The Obami are nothing if not persistent. Fox News may be the fastest-growing cable news network. The White House vendetta against those so stiff-necked as to refuse to view the world through the White House’s news prism may have backfired, making the Obami look paranoid and thin-skinned. But why change? After all, the White House is riding high and has the pulse of the electorate, right? Oh well, not at all. But Fox is still to be vilified and marginalized. The Hill reports:

Leadership of the White House’s communication shop may have changed, but its new chief made clear on Monday he shares his predecessor’s concerns about Fox News. The network is “not a traditional news organization,” director Dan Pfeiffer stressed, adding he agreed with former Director Anita Dunn’s take on the network. … “We don’t feel the obligation to treat them like we would treat a CNN, or an ABC, or an NBC, or a traditional news organization, but there are times when we believe it makes sense to communicate with them,” he added, noting the White House’s decision to dispatch counter-terrorism chief John Brennan to Fox News Sunday after the Flight 253 attack was one example of that.

I suppose when you have your communications strategy wired, when every election in the past few months has gone your way, and when you have a firm grip on the independent voters who watch Fox in huge numbers, you can afford to be arrogant. But when none of those things is true and the White House has spent days scrambling to undo the damage from an embarrassingly lackluster presidential response to terrorism, the administration might want to think about reaching out beyond their spin-cocoon. They might want to try to erase the image of their being incapable of interacting with those who fail to provide reverential coverage. After all, three years is a long time to continue their current downward trajectory, which is the result of this sort of arrogance and of their insistence on ignoring those who refuse to nod approvingly, parrot the line of the day, and avoid asking impertinent questions.

The Obami are nothing if not persistent. Fox News may be the fastest-growing cable news network. The White House vendetta against those so stiff-necked as to refuse to view the world through the White House’s news prism may have backfired, making the Obami look paranoid and thin-skinned.

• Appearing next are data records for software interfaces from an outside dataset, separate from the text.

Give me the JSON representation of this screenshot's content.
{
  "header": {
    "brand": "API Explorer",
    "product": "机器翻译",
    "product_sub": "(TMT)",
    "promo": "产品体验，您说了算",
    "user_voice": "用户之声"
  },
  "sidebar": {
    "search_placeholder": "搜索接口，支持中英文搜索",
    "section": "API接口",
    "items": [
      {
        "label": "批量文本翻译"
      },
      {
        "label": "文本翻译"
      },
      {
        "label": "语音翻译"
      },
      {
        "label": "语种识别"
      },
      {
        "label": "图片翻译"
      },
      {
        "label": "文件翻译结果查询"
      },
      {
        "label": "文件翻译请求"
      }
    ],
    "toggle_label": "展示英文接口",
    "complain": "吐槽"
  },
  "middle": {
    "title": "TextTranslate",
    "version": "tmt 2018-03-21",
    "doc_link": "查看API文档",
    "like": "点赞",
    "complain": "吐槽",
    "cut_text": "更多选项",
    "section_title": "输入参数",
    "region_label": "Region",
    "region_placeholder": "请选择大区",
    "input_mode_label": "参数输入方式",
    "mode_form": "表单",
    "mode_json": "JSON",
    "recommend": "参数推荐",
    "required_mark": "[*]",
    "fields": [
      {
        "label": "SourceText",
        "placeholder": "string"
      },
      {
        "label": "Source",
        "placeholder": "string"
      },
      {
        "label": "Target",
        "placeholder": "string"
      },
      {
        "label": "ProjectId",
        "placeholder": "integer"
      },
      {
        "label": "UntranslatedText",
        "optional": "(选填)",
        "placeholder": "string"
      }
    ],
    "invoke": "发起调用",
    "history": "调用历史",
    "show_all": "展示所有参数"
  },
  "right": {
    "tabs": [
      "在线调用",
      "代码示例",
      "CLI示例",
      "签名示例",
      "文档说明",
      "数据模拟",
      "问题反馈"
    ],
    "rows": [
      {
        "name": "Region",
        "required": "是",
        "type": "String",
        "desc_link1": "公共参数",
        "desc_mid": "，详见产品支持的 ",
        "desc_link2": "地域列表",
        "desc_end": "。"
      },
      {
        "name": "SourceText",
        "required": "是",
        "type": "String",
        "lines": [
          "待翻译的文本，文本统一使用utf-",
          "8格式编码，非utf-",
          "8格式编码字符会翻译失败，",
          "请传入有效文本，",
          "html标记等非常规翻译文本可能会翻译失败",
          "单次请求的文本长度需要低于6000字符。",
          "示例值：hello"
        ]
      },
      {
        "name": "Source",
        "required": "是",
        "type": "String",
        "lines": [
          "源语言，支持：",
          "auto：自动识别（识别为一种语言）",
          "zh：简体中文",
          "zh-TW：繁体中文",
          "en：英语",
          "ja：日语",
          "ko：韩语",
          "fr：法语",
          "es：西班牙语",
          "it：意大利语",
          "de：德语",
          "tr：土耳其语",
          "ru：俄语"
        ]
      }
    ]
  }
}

But why change? After all, the White House is riding high and has the pulse of the electorate, right? Oh well, not at all. But Fox is still to be vilified and marginalized. The Hill reports:

Leadership of the White House’s communication shop may have changed, but its new chief made clear on Monday he shares his predecessor’s concerns about Fox News. The network is “not a traditional news organization,” director Dan Pfeiffer stressed, adding he agreed with former Director Anita Dunn’s take on the network. … “We don’t feel the obligation to treat them like we would treat a CNN, or an ABC, or an NBC, or a traditional news organization, but there are times when we believe it makes sense to communicate with them,” he added, noting the White House’s decision to dispatch counter-terrorism chief John Brennan to Fox News Sunday after the Flight 253 attack was one example of that.

I suppose when you have your communications strategy wired, when every election in the past few months has gone your way, and when you have a firm grip on the independent voters who watch Fox in huge numbers, you can afford to be arrogant. But when none of those things is true and the White House has spent days scrambling to undo the damage from an embarrassingly lackluster presidential response to terrorism, the administration might want to think about reaching out beyond their spin-cocoon. They might want to try to erase the image of their being incapable of interacting with those who fail to provide reverential coverage. After all, three years is a long time to continue their current downward trajectory, which is the result of this sort of arrogance and of their insistence on ignoring those who refuse to nod approvingly, parrot the line of the day, and avoid asking impertinent questions.

Read Less